While it is unclear what states would allow under a waiver or when such waivers would go into effect, employers could revisit the limits and drop types of benefits if a state deemed them nonessential.
A January survey of 666 employers by Willis Towers Watson, a benefits consultant, found that while many employers planned to keep most of the mandatory benefits, a significant minority were already mulling changes. While half indicated that they were unlikely to reinstate lifetime limits, 15 percent said they would consider doing that.
And employer groups generally favored provisions of the bill that would reduce taxes, particularly the so-called Cadillac tax on high-cost health plans, which was delayed for several years. Employers favor its overall repeal.
Some health care groups, like medical device manufacturers, supported the bill because of specific provisions like the repeal of a 2.3 percent device tax under the Affordable Care Act. That tax was suspended for two years in 2015, but the industry wants a permanent repeal. The Pharmaceutical Research and Manufacturers of America, the drug industry’s largest trade group, said it had not taken a position on the bill.
Unlike doctors and hospitals, which would most likely experience an immediate hit if millions of Americans lost insurance, medical device manufacturers and the drug industry would probably feel a more muted effect.
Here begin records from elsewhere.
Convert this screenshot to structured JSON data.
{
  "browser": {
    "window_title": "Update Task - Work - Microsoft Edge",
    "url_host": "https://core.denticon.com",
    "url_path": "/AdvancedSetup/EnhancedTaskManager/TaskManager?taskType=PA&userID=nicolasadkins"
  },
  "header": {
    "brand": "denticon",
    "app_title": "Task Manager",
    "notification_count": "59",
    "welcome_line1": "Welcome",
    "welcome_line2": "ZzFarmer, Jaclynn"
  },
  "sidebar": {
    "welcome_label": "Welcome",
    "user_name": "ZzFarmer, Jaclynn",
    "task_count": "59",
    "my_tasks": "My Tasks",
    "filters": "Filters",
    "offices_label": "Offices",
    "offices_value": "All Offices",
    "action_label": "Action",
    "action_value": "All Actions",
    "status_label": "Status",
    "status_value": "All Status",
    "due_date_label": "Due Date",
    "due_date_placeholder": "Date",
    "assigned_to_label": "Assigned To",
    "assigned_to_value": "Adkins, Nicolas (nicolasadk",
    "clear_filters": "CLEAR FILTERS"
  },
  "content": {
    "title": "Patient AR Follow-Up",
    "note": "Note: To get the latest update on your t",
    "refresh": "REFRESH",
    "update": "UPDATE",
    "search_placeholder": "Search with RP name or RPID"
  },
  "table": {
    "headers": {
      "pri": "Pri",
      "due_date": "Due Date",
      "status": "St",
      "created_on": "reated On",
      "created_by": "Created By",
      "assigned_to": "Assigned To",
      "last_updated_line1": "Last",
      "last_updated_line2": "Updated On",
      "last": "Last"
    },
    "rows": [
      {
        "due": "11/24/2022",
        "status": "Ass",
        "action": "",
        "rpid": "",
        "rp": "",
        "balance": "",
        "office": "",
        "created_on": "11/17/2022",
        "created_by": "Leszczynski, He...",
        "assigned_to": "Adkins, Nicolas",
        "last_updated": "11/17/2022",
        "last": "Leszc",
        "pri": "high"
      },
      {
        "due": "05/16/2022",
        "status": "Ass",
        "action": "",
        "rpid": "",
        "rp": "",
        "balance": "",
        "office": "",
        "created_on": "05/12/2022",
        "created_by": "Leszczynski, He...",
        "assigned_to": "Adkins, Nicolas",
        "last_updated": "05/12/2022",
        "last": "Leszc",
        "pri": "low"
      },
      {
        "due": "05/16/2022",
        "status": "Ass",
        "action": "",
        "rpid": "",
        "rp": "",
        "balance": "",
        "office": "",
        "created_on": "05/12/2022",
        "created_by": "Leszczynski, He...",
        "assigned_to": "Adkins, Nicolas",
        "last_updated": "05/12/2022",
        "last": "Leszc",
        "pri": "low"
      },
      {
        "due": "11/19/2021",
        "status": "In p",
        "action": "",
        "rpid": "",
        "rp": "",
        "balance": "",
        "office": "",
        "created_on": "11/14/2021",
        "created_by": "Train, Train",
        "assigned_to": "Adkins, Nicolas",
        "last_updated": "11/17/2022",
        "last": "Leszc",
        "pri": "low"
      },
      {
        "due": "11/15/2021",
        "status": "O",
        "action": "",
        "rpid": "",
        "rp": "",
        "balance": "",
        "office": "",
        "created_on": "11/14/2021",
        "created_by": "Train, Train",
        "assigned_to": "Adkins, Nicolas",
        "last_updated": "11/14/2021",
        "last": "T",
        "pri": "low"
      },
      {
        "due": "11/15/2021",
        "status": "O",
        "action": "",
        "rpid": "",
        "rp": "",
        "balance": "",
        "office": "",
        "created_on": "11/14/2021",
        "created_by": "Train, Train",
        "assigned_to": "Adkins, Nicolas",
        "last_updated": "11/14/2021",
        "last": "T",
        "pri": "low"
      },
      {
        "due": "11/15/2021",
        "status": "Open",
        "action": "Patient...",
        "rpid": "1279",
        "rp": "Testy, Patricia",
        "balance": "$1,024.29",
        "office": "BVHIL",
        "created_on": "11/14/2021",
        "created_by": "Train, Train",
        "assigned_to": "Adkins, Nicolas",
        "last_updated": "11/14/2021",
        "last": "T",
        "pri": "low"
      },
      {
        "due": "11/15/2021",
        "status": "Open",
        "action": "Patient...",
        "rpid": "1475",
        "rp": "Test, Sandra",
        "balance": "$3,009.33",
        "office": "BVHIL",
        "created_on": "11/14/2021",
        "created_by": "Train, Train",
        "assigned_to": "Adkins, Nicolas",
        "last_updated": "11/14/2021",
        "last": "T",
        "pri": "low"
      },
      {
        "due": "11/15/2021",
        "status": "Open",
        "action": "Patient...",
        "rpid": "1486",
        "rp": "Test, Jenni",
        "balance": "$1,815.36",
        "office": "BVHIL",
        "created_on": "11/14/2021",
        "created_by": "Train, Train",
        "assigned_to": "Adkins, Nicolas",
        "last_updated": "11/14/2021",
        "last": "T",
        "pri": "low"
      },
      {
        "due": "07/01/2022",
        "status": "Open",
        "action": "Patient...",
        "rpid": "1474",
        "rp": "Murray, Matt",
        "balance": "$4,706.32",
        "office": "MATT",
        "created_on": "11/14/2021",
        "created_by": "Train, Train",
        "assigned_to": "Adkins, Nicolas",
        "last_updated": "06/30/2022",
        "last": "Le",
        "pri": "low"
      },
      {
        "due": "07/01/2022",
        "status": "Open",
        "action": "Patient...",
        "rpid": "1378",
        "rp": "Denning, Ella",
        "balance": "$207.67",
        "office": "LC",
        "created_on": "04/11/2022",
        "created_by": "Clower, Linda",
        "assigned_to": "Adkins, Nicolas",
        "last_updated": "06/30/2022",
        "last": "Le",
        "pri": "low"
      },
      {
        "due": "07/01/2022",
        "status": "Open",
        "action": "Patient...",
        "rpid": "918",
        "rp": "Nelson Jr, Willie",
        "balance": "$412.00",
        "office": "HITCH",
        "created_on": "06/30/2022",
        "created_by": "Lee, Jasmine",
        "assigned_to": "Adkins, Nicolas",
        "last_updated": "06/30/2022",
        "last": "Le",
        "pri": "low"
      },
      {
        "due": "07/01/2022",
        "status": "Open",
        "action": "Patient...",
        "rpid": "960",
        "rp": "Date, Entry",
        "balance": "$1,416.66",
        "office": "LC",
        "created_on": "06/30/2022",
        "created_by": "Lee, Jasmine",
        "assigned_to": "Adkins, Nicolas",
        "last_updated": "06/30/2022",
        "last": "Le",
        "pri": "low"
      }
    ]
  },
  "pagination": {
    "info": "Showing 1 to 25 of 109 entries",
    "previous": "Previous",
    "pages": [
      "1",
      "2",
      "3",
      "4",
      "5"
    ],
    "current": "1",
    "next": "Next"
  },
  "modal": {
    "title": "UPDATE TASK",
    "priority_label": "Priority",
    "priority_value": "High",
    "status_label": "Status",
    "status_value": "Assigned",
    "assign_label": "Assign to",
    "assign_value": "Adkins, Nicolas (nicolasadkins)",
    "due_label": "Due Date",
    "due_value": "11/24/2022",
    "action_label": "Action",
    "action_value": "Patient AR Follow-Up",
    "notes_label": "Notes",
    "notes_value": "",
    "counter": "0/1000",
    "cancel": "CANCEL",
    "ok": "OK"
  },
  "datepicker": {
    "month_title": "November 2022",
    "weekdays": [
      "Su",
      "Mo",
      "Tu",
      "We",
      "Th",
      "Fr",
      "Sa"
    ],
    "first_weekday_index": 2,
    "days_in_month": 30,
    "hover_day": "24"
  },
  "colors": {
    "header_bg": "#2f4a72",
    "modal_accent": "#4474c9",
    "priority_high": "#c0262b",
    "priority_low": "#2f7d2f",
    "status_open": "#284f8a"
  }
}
The drug industry, for example, might sell fewer products and lose revenue.
“Fewer patients are treated, so it’s bad for them, but it’s a lot worse for hospitals and the impact on physicians,” said Ronny Gal, an analyst for Bernstein who covers the drug industry. “They’re a little bit on the tail end of this.”
Source: New York Times